= Beginning of Section =
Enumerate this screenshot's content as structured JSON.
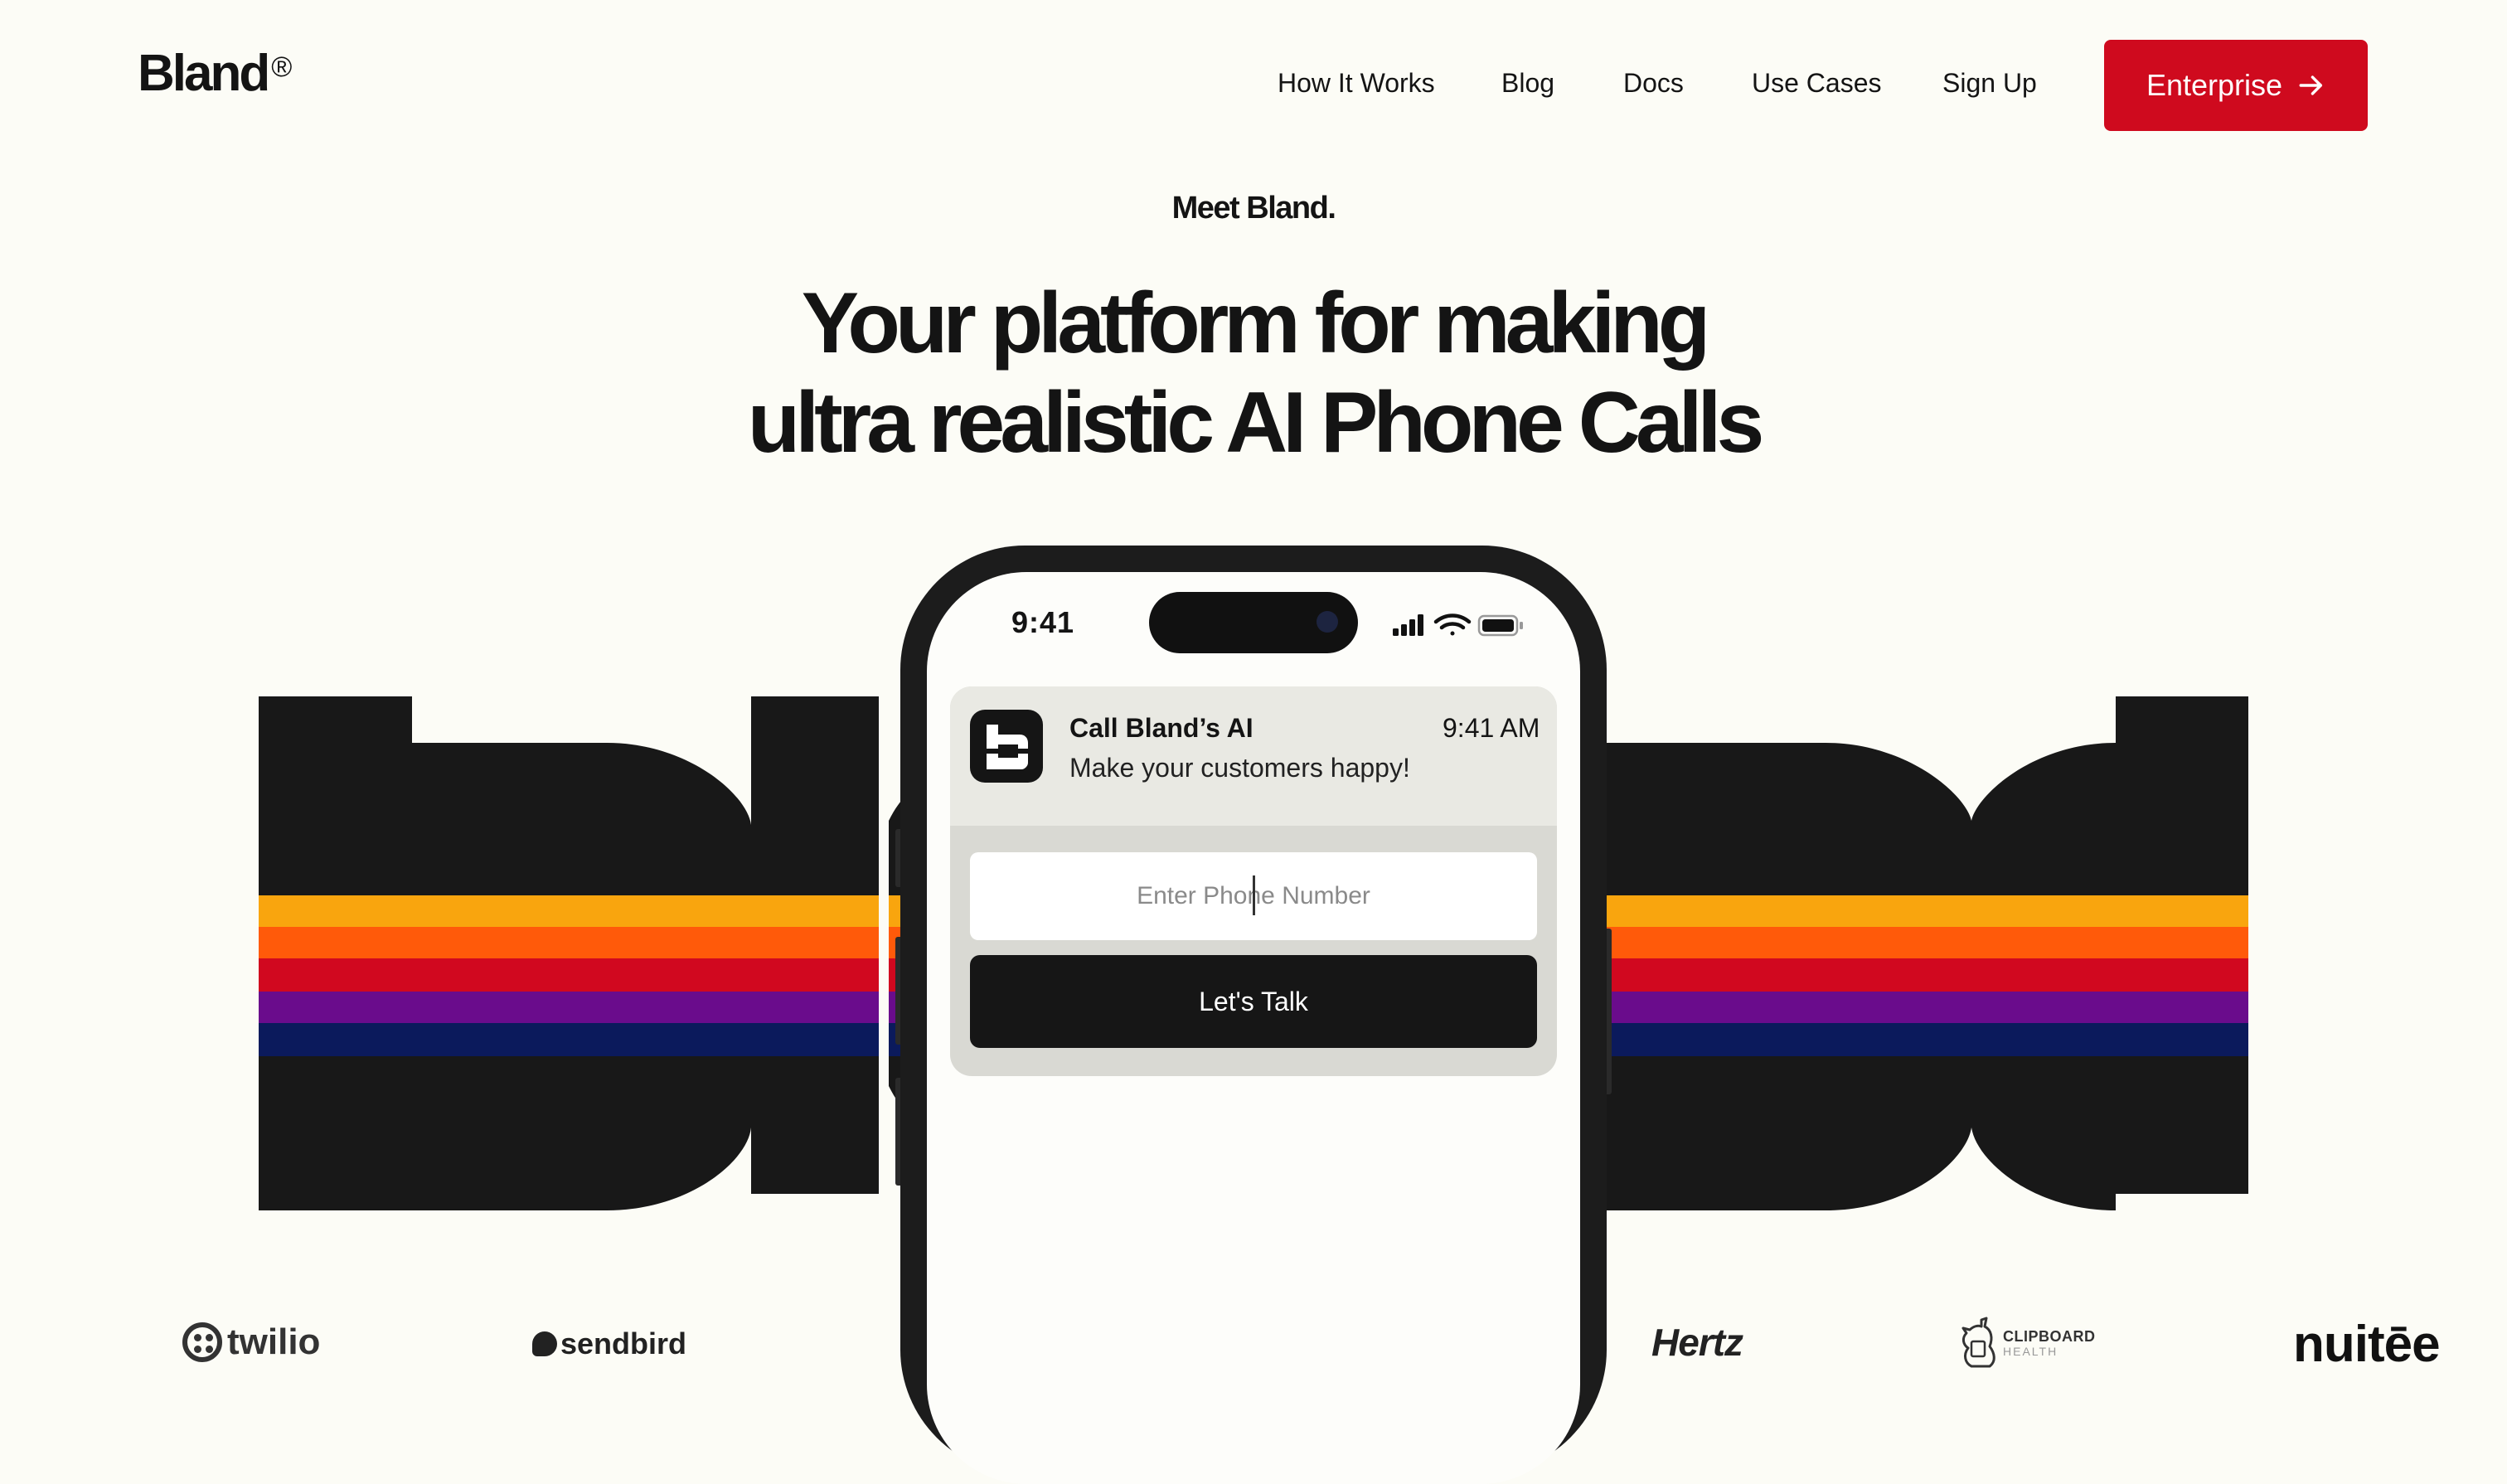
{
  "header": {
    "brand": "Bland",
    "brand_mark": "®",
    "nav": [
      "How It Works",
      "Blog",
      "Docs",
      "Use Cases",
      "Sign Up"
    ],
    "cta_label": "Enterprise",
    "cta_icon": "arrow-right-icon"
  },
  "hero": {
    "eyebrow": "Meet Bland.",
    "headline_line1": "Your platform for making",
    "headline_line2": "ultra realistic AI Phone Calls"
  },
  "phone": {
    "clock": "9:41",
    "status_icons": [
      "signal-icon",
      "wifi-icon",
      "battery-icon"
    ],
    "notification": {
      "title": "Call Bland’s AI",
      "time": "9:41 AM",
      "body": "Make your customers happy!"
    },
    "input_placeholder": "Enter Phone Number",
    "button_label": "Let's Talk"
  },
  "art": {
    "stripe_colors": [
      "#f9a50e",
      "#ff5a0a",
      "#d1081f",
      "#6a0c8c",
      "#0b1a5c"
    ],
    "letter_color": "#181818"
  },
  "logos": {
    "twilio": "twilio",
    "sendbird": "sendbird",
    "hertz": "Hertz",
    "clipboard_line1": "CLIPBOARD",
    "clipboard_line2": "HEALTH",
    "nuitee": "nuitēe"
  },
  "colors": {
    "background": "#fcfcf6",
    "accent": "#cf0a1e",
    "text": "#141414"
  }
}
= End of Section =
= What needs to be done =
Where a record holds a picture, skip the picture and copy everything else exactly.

= Result of this task =
Enumerate this screenshot's content as structured JSON.
{
  "header": {
    "brand": "Bland",
    "brand_mark": "®",
    "nav": [
      "How It Works",
      "Blog",
      "Docs",
      "Use Cases",
      "Sign Up"
    ],
    "cta_label": "Enterprise",
    "cta_icon": "arrow-right-icon"
  },
  "hero": {
    "eyebrow": "Meet Bland.",
    "headline_line1": "Your platform for making",
    "headline_line2": "ultra realistic AI Phone Calls"
  },
  "phone": {
    "clock": "9:41",
    "status_icons": [
      "signal-icon",
      "wifi-icon",
      "battery-icon"
    ],
    "notification": {
      "title": "Call Bland’s AI",
      "time": "9:41 AM",
      "body": "Make your customers happy!"
    },
    "input_placeholder": "Enter Phone Number",
    "button_label": "Let's Talk"
  },
  "art": {
    "stripe_colors": [
      "#f9a50e",
      "#ff5a0a",
      "#d1081f",
      "#6a0c8c",
      "#0b1a5c"
    ],
    "letter_color": "#181818"
  },
  "logos": {
    "twilio": "twilio",
    "sendbird": "sendbird",
    "hertz": "Hertz",
    "clipboard_line1": "CLIPBOARD",
    "clipboard_line2": "HEALTH",
    "nuitee": "nuitēe"
  },
  "colors": {
    "background": "#fcfcf6",
    "accent": "#cf0a1e",
    "text": "#141414"
  }
}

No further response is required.